Each image is tagged by author, date of publication and book title, so if opening one picture inspires you to see every other image in the book, say, just click the link at the bottom of the description and you’ll see them all. Another link at the bottom of the description will show you every image in the collection published that year. That’s just the beginning, though. Starting next year, the British Library will tap into crowd powder to add details, new classifications and, hopefully, research inspirations.
We plan to launch a crowdsourcing application at the beginning of next year, to help describe what the images portray. Our intention is to use this data to train automated classifiers that will run against the whole of the content. The data from this will be as openly licensed as is sensible (given the nature of crowdsourcing) and the code, as always, will be under an open licence.
The manifests of images, with descriptions of the works that they were taken from, are available on github and are also released under a public-domain ‘licence’. This set of metadata being on github should indicate that we fully intend people to work with it, to adapt it, and to push back improvements that should help others work with this release.
There are very few datasets of this nature free for any use and by putting it online we hope to stimulate and support research concerning printed illustrations, maps and other material not currently studied. Given that the images are derived from just 65,000 volumes and that the library holds many millions of items.

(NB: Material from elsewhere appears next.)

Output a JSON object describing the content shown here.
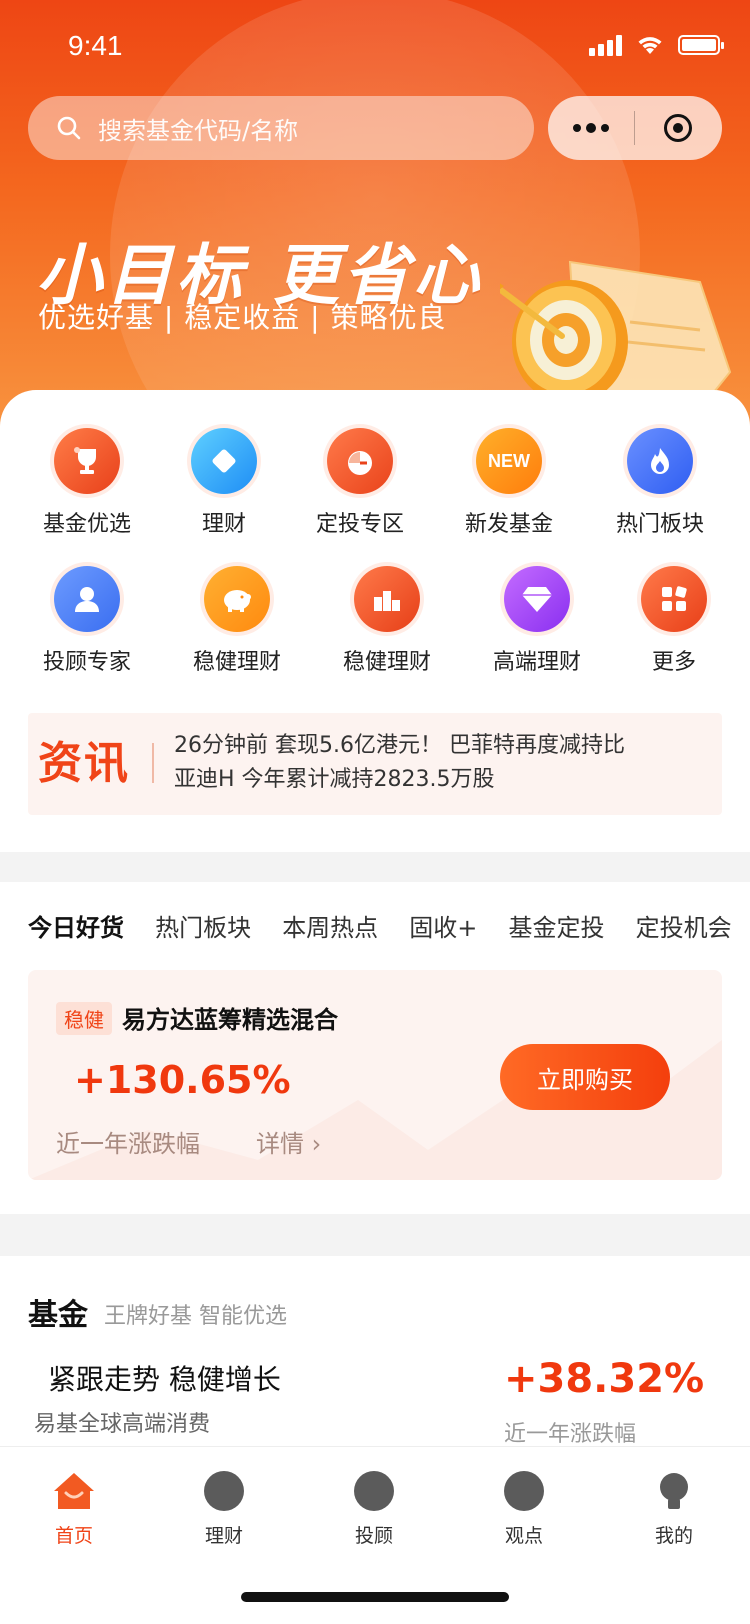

Since the images are public domain, they can be used without conditions. At the very least it’s a huge free stock collection that I can envision coming in very handy for everyone from graphic designers to parents looking to make an extremely nerdy coloring book for their kids (or themselves; coloring is the best). The British Library wants to know how people are using the pictures and they’ve offered their enthusiastic collaboration with any project readers may devise. You can Email or tweet them with any questions or ideas.